• Exercise requirements: Of all the lines in these entries, count those that contain "likes" and give only the total.

• Exercise materials:
= Beginning of Section =

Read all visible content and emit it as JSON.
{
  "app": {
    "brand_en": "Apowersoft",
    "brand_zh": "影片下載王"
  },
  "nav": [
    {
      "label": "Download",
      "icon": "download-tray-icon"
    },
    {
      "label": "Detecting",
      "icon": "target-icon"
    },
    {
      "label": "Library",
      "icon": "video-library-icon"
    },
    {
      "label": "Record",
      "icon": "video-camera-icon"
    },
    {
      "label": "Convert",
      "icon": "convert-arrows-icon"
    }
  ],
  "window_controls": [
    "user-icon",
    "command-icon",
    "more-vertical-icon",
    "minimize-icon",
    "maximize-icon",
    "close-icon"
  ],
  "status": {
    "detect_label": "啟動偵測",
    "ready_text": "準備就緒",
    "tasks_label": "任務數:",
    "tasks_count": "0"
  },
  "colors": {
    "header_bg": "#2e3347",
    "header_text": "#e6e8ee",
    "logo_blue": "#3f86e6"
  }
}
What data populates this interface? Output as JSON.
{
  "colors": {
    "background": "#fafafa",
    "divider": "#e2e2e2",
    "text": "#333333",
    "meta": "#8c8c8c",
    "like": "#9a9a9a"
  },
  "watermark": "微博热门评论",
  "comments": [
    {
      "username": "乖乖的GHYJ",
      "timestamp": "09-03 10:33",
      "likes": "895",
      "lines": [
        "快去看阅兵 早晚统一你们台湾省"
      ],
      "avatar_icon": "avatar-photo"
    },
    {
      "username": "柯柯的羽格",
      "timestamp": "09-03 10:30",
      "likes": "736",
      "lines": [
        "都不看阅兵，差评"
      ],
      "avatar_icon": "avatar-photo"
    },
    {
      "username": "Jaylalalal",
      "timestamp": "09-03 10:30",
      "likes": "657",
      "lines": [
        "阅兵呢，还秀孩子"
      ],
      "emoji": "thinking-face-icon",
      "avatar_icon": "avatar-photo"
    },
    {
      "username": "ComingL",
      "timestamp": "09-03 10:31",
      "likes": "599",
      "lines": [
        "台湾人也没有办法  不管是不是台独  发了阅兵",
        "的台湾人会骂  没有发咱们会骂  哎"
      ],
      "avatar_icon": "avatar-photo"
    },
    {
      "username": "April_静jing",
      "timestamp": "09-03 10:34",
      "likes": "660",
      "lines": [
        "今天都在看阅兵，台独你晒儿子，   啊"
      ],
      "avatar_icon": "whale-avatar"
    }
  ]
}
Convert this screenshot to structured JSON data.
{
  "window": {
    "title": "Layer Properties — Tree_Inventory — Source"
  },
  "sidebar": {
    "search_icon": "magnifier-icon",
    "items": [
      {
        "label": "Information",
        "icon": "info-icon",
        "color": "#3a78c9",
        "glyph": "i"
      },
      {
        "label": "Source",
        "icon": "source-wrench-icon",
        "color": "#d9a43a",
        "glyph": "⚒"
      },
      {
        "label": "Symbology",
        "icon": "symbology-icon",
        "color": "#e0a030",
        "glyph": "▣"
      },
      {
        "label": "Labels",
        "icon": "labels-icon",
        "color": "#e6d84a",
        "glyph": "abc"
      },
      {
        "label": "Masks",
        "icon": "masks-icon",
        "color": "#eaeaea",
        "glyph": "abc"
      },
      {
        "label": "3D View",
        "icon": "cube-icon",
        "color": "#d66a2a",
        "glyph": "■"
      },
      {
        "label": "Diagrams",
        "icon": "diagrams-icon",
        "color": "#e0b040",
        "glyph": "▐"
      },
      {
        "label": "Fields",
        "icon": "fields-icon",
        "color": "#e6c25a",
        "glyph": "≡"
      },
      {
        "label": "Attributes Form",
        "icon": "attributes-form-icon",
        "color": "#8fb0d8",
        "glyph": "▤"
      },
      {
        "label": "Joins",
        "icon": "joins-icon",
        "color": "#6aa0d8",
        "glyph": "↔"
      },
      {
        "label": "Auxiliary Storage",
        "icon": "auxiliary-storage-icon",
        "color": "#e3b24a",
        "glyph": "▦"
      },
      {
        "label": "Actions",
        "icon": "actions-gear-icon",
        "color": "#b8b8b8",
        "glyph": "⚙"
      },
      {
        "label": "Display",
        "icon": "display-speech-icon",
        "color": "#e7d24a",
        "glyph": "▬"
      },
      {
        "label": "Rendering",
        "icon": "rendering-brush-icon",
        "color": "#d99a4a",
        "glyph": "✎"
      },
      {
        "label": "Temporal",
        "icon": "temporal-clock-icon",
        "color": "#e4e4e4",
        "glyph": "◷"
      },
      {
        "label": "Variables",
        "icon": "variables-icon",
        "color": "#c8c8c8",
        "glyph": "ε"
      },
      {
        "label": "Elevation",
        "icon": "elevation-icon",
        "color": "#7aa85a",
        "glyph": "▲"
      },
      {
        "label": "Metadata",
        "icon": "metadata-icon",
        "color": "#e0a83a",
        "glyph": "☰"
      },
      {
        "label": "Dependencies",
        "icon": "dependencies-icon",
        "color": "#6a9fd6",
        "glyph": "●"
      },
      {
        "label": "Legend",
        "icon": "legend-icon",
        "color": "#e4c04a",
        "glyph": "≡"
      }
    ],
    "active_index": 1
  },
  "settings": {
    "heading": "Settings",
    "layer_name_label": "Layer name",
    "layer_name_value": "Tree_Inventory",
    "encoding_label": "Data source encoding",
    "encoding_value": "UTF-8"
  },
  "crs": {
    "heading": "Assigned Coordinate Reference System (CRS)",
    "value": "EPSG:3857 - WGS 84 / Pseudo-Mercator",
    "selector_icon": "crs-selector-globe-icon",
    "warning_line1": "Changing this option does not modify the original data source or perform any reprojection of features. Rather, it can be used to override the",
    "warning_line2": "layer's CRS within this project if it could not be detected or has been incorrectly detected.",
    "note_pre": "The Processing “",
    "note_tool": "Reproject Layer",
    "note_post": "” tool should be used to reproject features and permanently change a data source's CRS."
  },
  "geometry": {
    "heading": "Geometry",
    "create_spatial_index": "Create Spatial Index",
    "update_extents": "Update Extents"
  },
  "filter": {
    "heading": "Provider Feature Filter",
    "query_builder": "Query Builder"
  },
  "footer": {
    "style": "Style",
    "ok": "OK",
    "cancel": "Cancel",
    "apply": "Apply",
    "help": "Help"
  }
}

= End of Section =

• Expected answer: 5